Patterns of mortality after prolonged follow-up of a randomised controlled trial using granulocyte colony-stimulating factor to maintain chemotherapy dose intensity in non-Hodgkin's lymphoma.

Clamp AR, Ryder WD, Bhattacharya S, Pettengell R, Radford JA - Br. J. Cancer (2008)

Survival end points. Survival curves comparing chemotherapy-alone arm (solid line) and chemotherapy+G-CSF arm (dashed line). Kaplan–Meier plots for (A) overall survival (B) freedom from progression. Cumulative incidence curves for (C) NHL-specific death (D) non-NHL deaths (E) death from causes other than progressive NHL and acute treatment-related infections (F) Deaths from second malignancy.
© Copyright Policy
Related In: Results  -  Collection

Show All Figures
getmorefigures.php?uid=PMC2480980&req=5

fig1: Survival end points. Survival curves comparing chemotherapy-alone arm (solid line) and chemotherapy+G-CSF arm (dashed line). Kaplan–Meier plots for (A) overall survival (B) freedom from progression. Cumulative incidence curves for (C) NHL-specific death (D) non-NHL deaths (E) death from causes other than progressive NHL and acute treatment-related infections (F) Deaths from second malignancy.
Mentions: The Kaplan–Meier survival curves for OS and FFP are illustrated in Figure 1A and 1B respectively. Although OS and PFS (data not shown) were virtually identical in both arms, FFP was significantly higher in the interventional arm receiving G-CSF and consequently 12% higher dose intensity of chemotherapy (10-year FFP 68 and 47% for G-CSF and control arms respectively) suggesting an imbalance in the causes of death between the two arms.

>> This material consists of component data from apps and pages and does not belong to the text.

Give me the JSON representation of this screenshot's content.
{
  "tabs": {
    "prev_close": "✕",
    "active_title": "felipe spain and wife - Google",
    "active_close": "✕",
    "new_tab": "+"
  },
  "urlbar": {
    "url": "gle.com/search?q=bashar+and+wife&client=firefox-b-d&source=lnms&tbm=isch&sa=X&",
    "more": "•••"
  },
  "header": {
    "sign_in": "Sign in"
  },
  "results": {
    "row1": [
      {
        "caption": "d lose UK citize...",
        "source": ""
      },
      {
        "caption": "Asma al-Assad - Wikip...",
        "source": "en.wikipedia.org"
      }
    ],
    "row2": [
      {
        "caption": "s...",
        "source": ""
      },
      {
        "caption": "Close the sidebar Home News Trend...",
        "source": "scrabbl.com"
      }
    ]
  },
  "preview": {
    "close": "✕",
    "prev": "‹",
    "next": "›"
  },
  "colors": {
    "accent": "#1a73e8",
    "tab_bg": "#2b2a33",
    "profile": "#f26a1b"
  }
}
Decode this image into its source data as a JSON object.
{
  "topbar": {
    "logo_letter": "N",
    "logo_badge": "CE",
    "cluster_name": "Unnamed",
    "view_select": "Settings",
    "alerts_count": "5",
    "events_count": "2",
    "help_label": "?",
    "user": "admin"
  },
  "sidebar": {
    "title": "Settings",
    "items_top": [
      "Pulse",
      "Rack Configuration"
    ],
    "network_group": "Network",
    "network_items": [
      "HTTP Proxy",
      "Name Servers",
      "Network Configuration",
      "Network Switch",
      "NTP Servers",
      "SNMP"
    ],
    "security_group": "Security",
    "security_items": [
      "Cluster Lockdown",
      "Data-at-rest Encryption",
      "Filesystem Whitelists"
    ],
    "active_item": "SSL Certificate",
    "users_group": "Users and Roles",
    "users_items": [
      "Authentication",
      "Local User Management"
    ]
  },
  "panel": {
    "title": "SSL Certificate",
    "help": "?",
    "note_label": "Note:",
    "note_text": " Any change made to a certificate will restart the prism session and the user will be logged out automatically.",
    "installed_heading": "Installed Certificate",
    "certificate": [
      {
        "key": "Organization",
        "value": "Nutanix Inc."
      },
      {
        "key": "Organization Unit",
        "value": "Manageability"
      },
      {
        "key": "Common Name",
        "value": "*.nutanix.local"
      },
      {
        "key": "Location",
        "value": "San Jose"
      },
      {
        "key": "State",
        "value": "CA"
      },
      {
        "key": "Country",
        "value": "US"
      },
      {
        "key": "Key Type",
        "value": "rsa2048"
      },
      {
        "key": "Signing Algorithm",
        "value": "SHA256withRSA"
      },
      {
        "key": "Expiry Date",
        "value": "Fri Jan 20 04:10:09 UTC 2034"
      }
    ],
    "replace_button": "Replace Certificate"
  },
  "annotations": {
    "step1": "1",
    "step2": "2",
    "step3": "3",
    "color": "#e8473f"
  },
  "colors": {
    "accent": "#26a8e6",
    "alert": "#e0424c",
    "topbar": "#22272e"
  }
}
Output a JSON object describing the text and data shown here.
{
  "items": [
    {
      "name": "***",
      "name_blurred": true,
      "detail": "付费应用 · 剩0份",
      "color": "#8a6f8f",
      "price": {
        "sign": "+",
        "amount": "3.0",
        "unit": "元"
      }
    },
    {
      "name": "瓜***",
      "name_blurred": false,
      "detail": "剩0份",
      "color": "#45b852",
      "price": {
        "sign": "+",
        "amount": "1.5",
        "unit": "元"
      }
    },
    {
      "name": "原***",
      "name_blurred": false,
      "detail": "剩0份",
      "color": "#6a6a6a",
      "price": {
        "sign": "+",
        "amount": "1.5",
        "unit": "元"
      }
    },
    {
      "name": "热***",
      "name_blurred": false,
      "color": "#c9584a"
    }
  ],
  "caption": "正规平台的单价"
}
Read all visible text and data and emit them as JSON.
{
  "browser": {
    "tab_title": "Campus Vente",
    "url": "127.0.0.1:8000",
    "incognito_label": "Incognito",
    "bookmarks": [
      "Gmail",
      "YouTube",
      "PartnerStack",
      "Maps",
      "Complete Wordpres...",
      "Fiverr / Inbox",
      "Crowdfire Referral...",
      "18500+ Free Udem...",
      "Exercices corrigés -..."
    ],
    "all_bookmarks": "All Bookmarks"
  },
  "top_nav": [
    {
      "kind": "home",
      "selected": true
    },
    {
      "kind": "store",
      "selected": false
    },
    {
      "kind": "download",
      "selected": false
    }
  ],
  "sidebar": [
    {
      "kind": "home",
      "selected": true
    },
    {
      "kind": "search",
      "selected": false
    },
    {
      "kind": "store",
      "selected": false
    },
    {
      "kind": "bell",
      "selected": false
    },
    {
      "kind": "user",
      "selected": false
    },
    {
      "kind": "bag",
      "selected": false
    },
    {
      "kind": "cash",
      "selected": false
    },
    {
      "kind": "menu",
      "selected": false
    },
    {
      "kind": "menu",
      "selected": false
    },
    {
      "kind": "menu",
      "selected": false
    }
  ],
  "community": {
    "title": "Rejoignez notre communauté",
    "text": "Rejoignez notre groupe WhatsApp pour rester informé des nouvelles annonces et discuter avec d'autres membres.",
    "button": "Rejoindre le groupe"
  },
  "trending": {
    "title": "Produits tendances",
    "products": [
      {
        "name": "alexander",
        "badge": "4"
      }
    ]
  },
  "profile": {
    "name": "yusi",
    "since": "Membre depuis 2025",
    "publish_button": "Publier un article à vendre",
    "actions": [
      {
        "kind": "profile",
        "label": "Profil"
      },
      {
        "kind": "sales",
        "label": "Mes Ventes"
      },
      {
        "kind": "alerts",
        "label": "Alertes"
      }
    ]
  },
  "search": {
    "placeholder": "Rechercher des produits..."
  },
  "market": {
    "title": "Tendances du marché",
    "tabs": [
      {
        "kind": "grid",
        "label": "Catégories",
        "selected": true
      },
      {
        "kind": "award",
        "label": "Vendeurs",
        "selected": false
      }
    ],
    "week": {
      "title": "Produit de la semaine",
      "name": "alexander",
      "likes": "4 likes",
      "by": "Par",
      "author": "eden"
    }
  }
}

It was therefore decided to examine this in more detail and these results are summarised in Table 2.

Bottom Line: No significant differences were found in PFS or OS.However, 10-year FFP was better in the G-CSF arm (68 vs 47%, P=0.037).Eleven deaths from causes unrelated to NHL or its treatment occurred in the G-CSF arm compared to five in controls.

View Article: PubMed Central - PubMed

Affiliation: Department of Medical Oncology, Cancer Research UK, University of Manchester, Christie Hospital, Wilmslow Rd., Manchester M20 4BX, UK. Andrew.clamp@christie.nhs.uk

ABSTRACT
The effect of utilising granulocyte colony-stimulating factor (G-CSF) to maintain chemotherapy dose intensity in non-Hodgkin's lymphoma (NHL) on long-term mortality patterns has not been formally evaluated. We analysed prolonged follow-up data from the first randomised controlled trial investigating this approach. Data on 10-year overall survival (OS), progression-free survival (PFS), freedom from progression (FFP) and incidence of second malignancies were collected for 80 patients with aggressive subtypes of NHL, who had been randomised to receive either VAPEC-B chemotherapy or VAPEC-B+G-CSF. Median follow-up was 15.7 years for surviving patients. No significant differences were found in PFS or OS. However, 10-year FFP was better in the G-CSF arm (68 vs 47%, P=0.037). Eleven deaths from causes unrelated to NHL or its treatment occurred in the G-CSF arm compared to five in controls. More deaths occurred from second malignancies (4 vs 2) and cardiovascular causes (5 vs 0) in the G-CSF arm. Although this pharmacovigilance study has insufficient statistical power to draw conclusions and is limited by the lack of data on smoking history and other cardiovascular risk factors, these unique long-term outcome data generate hypotheses that warrant further investigation.

Show MeSH
Related in: MedlinePlus